Problem to work on - Can you copy the lines from the one that contains "Output a JSON" through the end of the material below, exactly and with nothing else?

┌──

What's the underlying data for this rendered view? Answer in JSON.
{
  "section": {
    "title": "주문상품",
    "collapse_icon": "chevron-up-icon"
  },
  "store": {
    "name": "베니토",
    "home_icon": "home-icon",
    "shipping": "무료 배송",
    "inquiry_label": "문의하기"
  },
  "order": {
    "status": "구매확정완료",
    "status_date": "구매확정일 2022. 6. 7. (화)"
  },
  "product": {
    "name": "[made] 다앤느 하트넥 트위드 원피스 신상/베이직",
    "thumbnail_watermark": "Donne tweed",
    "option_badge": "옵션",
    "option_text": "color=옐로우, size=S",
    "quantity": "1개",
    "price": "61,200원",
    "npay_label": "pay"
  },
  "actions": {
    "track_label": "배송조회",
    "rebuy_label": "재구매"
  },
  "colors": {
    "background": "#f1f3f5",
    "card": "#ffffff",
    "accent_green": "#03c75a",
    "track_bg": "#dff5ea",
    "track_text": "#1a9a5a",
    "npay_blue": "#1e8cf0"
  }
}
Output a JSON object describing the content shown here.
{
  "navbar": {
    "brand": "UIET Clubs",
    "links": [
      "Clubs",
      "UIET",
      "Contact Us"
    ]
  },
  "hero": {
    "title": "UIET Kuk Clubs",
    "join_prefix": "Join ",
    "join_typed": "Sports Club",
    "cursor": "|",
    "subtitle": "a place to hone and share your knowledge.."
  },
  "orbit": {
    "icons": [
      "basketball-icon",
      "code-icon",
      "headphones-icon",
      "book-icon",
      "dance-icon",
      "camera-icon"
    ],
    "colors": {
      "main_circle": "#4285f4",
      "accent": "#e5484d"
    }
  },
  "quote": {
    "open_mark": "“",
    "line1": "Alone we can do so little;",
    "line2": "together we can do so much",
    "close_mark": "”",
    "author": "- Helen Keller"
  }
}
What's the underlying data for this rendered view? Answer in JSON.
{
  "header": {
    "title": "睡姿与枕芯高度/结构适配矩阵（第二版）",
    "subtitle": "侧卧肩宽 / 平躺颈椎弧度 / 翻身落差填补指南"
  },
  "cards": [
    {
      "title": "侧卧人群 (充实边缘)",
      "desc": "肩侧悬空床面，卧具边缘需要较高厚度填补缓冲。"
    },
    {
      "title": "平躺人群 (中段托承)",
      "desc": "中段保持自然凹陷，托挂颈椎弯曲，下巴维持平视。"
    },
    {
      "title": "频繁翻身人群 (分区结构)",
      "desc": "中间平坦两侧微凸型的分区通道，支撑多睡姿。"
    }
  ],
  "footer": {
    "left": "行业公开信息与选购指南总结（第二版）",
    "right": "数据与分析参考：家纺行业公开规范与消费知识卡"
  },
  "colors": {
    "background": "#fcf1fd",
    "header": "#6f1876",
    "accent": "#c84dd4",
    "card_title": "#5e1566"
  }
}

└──

Solution -
Output a JSON object describing the content shown here.
{
  "navbar": {
    "brand": "UIET Clubs",
    "links": [
      "Clubs",
      "UIET",
      "Contact Us"
    ]
  },
  "hero": {
    "title": "UIET Kuk Clubs",
    "join_prefix": "Join ",
    "join_typed": "Sports Club",
    "cursor": "|",
    "subtitle": "a place to hone and share your knowledge.."
  },
  "orbit": {
    "icons": [
      "basketball-icon",
      "code-icon",
      "headphones-icon",
      "book-icon",
      "dance-icon",
      "camera-icon"
    ],
    "colors": {
      "main_circle": "#4285f4",
      "accent": "#e5484d"
    }
  },
  "quote": {
    "open_mark": "“",
    "line1": "Alone we can do so little;",
    "line2": "together we can do so much",
    "close_mark": "”",
    "author": "- Helen Keller"
  }
}
What's the underlying data for this rendered view? Answer in JSON.
{
  "header": {
    "title": "睡姿与枕芯高度/结构适配矩阵（第二版）",
    "subtitle": "侧卧肩宽 / 平躺颈椎弧度 / 翻身落差填补指南"
  },
  "cards": [
    {
      "title": "侧卧人群 (充实边缘)",
      "desc": "肩侧悬空床面，卧具边缘需要较高厚度填补缓冲。"
    },
    {
      "title": "平躺人群 (中段托承)",
      "desc": "中段保持自然凹陷，托挂颈椎弯曲，下巴维持平视。"
    },
    {
      "title": "频繁翻身人群 (分区结构)",
      "desc": "中间平坦两侧微凸型的分区通道，支撑多睡姿。"
    }
  ],
  "footer": {
    "left": "行业公开信息与选购指南总结（第二版）",
    "right": "数据与分析参考：家纺行业公开规范与消费知识卡"
  },
  "colors": {
    "background": "#fcf1fd",
    "header": "#6f1876",
    "accent": "#c84dd4",
    "card_title": "#5e1566"
  }
}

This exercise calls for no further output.